When Mopar first debuted the unibody style of automotive building for their full line of cars, this new style of car building was touted as making the car stronger and safer. When a car is new, this might be the case. But add thirty of more years of driving across bumpy roads and/or the occasional crash, and things tend to “loosen” up a bit. When I say loosen up, I mean that welds can break, metal can fatigue, and the body tends to flex a little more than it did when it was new. Not only can normal driving loosen up a unibody’s construction, but since most of us are playing with our cars, it’s safe to say that there have been more than just a few engine swaps done over the years to increase horsepower.

Since our project ’Bee was built in 1970, and we didn’t buy it new, it’s really hard to say what kind of life it had. The only thing we were told by the previous owner was that the original engine was blown up a long time ago. Now, the plan is for us to install a stroked out 440 with slightly more horsepower than the factory delivered in any ’70 Superbee. So, while the car is at Unlawful Racing, we decided that a simple rollbar (read: not necessarily NHRA approved), and their Chassis Stiffening Bars were going to be an added necessity to this car. While climbing over a rollbar can be tricky for some, and use of the rear seat is usually not an option anymore, our theory is that we can deal with tricky, and we don’t foresee any of us needing to get into the back seat anyway.

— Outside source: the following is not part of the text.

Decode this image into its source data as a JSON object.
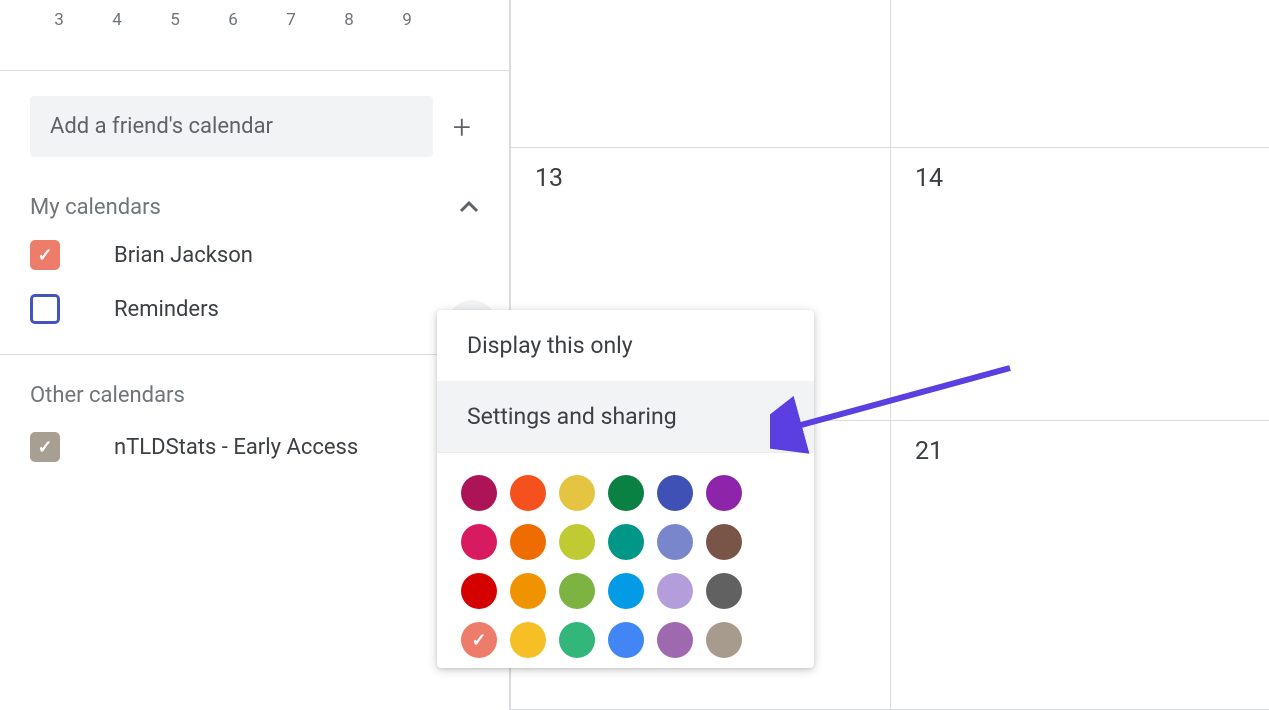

The Chassis Stiffening Bars from Unlawful are a direct bolt-in unit that ties the rear framerails with the front framerails, and also ties the left side of the car with the right side. It even incorporates a bolt-in driveshaft safety loop, which is a nice, added benefit. The rollbar is a custom-bent piece made of 15⁄8-inch .120-inch thick wall tubing that fits the car nicely, and still adds a ton of support to the body. We didn’t want the roll bar to be a complete hindrance when getting in and out of the car, but give the body some added stiffness.